┏━━

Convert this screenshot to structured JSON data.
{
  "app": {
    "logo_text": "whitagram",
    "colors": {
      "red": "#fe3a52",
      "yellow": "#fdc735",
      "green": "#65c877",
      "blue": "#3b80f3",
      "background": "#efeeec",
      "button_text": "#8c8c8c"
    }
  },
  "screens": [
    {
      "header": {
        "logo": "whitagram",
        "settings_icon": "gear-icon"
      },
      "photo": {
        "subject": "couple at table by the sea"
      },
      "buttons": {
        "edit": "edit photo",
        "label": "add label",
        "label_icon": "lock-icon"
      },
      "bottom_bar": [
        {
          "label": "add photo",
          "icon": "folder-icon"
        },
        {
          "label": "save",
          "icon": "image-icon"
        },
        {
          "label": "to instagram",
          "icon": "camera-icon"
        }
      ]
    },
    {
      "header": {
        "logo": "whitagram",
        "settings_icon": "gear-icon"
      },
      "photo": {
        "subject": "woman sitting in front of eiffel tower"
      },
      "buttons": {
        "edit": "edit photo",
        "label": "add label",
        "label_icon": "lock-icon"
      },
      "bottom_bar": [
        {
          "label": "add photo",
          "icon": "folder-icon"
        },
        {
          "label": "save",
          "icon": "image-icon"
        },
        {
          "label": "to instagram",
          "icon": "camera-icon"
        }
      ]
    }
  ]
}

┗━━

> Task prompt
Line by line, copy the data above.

> Exercise response
Convert this screenshot to structured JSON data.
{
  "app": {
    "logo_text": "whitagram",
    "colors": {
      "red": "#fe3a52",
      "yellow": "#fdc735",
      "green": "#65c877",
      "blue": "#3b80f3",
      "background": "#efeeec",
      "button_text": "#8c8c8c"
    }
  },
  "screens": [
    {
      "header": {
        "logo": "whitagram",
        "settings_icon": "gear-icon"
      },
      "photo": {
        "subject": "couple at table by the sea"
      },
      "buttons": {
        "edit": "edit photo",
        "label": "add label",
        "label_icon": "lock-icon"
      },
      "bottom_bar": [
        {
          "label": "add photo",
          "icon": "folder-icon"
        },
        {
          "label": "save",
          "icon": "image-icon"
        },
        {
          "label": "to instagram",
          "icon": "camera-icon"
        }
      ]
    },
    {
      "header": {
        "logo": "whitagram",
        "settings_icon": "gear-icon"
      },
      "photo": {
        "subject": "woman sitting in front of eiffel tower"
      },
      "buttons": {
        "edit": "edit photo",
        "label": "add label",
        "label_icon": "lock-icon"
      },
      "bottom_bar": [
        {
          "label": "add photo",
          "icon": "folder-icon"
        },
        {
          "label": "save",
          "icon": "image-icon"
        },
        {
          "label": "to instagram",
          "icon": "camera-icon"
        }
      ]
    }
  ]
}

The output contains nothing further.